--- START ---

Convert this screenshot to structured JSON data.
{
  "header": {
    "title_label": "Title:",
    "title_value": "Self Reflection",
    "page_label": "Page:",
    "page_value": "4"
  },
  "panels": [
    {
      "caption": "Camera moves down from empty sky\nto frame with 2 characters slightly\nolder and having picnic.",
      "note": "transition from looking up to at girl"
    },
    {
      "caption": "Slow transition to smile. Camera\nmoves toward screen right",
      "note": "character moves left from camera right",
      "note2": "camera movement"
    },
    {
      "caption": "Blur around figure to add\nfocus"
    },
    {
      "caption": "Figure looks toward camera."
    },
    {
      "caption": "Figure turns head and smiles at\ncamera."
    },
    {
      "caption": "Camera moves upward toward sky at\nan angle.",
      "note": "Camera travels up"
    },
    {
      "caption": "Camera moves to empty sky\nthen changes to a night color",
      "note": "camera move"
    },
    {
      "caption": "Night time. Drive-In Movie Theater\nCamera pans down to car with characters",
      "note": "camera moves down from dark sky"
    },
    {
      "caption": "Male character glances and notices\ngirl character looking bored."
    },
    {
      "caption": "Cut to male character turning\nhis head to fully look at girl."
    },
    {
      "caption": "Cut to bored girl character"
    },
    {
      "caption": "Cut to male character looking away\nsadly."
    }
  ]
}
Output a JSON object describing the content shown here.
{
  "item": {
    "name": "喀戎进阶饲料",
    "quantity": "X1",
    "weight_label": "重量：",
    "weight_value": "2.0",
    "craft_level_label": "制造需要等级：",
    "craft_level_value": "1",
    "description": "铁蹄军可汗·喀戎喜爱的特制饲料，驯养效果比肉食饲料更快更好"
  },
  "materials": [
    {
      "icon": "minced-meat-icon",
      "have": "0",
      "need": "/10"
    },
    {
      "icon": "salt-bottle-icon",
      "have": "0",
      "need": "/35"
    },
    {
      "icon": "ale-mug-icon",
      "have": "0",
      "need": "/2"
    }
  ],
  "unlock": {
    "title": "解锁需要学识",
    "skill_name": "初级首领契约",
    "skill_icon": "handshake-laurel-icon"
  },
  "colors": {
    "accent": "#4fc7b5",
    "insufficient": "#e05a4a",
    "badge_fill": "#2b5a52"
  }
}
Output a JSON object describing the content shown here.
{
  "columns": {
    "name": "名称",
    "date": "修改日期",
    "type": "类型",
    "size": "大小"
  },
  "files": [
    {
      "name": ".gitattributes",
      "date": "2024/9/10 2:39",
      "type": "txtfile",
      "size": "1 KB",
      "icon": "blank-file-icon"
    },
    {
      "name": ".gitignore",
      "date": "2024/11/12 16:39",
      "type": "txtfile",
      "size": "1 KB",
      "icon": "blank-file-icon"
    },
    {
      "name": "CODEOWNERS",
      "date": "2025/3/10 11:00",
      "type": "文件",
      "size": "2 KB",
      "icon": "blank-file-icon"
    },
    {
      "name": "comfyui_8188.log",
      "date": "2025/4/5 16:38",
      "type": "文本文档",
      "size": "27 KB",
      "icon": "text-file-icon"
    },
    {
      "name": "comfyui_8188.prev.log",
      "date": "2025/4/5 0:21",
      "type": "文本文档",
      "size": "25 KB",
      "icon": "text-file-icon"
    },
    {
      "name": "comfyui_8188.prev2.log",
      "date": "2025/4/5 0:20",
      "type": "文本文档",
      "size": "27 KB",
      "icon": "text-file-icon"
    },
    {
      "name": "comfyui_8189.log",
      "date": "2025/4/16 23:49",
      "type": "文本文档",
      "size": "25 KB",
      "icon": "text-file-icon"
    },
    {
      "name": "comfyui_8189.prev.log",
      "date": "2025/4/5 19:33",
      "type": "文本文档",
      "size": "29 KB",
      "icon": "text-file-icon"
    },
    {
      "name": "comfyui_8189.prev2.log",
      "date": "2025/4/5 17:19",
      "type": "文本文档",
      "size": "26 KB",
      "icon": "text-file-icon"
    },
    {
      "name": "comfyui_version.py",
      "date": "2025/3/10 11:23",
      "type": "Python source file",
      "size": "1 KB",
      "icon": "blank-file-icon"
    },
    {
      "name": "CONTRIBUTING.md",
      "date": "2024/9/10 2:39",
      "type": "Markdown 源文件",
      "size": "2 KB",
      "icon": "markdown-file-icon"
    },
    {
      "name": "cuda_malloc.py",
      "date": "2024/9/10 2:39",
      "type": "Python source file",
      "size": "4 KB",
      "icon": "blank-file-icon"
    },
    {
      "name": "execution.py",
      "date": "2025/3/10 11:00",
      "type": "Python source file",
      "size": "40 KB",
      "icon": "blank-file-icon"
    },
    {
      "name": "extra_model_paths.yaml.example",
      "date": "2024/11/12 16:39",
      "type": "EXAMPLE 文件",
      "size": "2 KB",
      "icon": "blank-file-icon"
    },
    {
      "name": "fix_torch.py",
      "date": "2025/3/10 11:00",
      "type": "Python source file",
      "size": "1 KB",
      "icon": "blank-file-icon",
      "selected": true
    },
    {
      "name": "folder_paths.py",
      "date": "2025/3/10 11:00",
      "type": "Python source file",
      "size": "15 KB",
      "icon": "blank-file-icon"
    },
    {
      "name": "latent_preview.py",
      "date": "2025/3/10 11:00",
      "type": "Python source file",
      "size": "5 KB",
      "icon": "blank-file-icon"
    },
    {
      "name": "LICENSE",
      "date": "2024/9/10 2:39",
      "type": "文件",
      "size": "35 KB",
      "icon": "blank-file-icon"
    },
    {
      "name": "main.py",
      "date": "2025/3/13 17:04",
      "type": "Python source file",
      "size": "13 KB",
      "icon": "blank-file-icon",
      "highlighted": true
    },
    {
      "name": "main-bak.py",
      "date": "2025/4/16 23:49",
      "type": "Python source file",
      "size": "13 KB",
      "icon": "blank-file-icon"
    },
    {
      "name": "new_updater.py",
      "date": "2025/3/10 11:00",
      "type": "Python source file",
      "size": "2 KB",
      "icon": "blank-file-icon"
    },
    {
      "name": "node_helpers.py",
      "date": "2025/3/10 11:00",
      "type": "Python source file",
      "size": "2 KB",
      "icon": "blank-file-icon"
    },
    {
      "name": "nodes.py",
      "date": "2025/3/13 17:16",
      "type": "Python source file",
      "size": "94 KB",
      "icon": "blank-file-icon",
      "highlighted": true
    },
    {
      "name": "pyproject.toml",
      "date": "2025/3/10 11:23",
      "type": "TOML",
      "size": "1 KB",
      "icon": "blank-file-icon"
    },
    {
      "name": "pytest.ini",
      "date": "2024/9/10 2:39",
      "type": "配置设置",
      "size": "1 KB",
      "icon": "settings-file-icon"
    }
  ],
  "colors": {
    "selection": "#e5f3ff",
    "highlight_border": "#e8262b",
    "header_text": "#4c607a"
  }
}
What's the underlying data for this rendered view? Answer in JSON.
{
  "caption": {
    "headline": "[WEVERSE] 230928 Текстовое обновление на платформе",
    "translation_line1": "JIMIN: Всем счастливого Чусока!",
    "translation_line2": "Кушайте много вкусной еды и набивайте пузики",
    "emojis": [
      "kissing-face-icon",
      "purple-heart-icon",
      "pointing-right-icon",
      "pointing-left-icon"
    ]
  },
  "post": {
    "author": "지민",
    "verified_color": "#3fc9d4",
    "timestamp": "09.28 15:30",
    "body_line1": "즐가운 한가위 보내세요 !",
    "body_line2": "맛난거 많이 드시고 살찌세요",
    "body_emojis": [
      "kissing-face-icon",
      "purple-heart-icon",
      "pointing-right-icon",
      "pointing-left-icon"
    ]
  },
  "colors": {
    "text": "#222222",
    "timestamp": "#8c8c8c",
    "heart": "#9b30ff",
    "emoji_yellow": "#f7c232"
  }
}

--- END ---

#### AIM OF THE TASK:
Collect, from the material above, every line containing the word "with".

#### EXERCISE RESPONSE:
      "caption": "Camera moves down from empty sky\nto frame with 2 characters slightly\nolder and having picnic.",
      "caption": "Night time. Drive-In Movie Theater\nCamera pans down to car with characters",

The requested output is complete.